The most thought-provoking part of the interview is the final question, where Miller asks Killian what topic he might tackle were he ever to return to writing Domination 101. Killian answers that he would talk about legendary Japanese player Daigo "The Beast" Umehara, and the reasoning behind Daigo's choice to play Ryu in the current version of Street Fighter IV. As Killian gets into it, he does kind of give us a new mini-installment of Domination 101, which has left me with a newly philosophical appreciation for Daigo's game.

Daigo was already the greatest player in the world when Killian was writing his column over ten years ago. You can find YouTube videos of "The Beast" defeating U.S. great Alex Valle for the Street Fighter Alpha 3 world championship back in 1998, and he was still the top player in the world over a decade later, winning EVO's first two Street Fighter IV tournaments in 2009 and 2010. But Daigo has not won any of the major tournaments he has entered over the last two years, leading some to declare him washed up. Seeing how badly Korean player Infiltration demolished him at Evo 2013, I was ready to draw the same conclusion.
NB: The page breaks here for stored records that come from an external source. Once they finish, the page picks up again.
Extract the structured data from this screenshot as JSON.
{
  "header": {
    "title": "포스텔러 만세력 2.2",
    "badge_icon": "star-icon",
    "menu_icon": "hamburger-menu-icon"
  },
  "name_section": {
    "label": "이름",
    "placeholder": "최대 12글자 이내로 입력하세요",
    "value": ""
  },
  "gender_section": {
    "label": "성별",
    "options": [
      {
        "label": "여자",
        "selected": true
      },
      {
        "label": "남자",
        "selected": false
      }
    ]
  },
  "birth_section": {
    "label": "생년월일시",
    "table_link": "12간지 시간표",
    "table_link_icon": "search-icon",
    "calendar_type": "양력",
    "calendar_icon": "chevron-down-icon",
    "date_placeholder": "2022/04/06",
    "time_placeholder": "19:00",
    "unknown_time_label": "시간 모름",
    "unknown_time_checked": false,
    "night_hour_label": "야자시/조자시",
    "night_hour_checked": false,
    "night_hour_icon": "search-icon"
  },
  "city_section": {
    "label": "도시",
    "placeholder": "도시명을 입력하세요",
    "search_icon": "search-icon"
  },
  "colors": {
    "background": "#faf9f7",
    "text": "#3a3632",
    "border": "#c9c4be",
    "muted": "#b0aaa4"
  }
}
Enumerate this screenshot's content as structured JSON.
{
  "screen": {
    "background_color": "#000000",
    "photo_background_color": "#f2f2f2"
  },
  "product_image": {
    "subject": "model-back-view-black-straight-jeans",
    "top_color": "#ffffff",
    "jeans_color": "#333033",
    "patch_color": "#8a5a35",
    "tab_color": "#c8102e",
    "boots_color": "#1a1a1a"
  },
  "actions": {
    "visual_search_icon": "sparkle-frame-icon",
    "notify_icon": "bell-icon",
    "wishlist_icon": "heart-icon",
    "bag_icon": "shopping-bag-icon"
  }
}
Some Daigo apologists argued that he was held back by his loyalty to his character, Ryu, who is generally regarded as upper mid-tier in the current version of SFIV. It's true that Daigo is often identified with Ryu, whom he has also used in Super Street Fighter II Turbo and Street Fighter Alpha 3 (although, in the aforementioned Alpha 3 world championship, Daigo used Akuma, while, in Street Fighter III: 3rd Strike, he played Ken). Killian dismisses that notion of Daigo basing his choice on mere character loyalty, however, explaining, "He plays Ryu because he feels the character lets him express himself at every point." Killian has brought this up before, while commentating on Daigo's matches—the idea that Daigo, a player who has already achieved everything achievable in the world of Street Fighter, now plays the game as his form of "expression."

The first time I heard that, I was skeptical. It just sounded like more excuses. Was Daigo "expressing" himself in performing Dragon Punches whenever he felt like it, instead of whenever it was called for? But now Killian elaborates:
Unlike a lot of very strong characters like Akuma or Cammy, Ryu has very few “set plays” (knockdown into your choice of vortex/unblockable). Obviously those techniques are very powerful, and creating them is fun, but he dislikes them in practice–not because they are strong, but because it basically takes away the element of inspiration. You aren’t really playing SF during a vortex, you play a real game to knock them down, but from there you’re on autopilot. Daigo is at his happiest when both he and his opponent are making meaningful choices. Vortex characters turn many situations into somewhat meaningless choices. There’s a guess, but often it’s just that–a guess.

This is in no way excusing Daigo's losing, which is really a separate discussion, but what Killian says is worth considering. With characters like Akuma and Cammy, the simple gameplan is to knock the opponent down, and then, as they get up, you just press your advantage by running through rote sequences, and the opponent's only way to escape the cycle of knockdowns is to outguess you. Ryu, on the other hand, is one of the most honest characters in the game. He has no such shenanigans to lock the opponent into a defensive guessing game, but he still has options for every range and every situation. In that sense, every choice the Ryu player makes is deliberate and meaningful.

It makes sense. Daigo has been competing in fighting games for a long time. What may once have been a teenager's hobby is now a major part of the identity of a man in his 30s. More than something to do, it is who he is, as much as basketball is who Michael Jordan is. Even as Jordan is too old now to play professionally, basketball remains his job, his business, his day-to-day activity, his legacy, his life. Likewise, Street Fighter, for Daigo, is about more than playing a video game, about more than winning tournaments. The game has come to permeate his life, and so his life in turn permeates his play. Hence, when Daigo plays Street Fighter, he is expressing himself. It's an idea that Killian can probably relate to, because he too has been around a long time, during which fighting games have become far more than a hobby for him.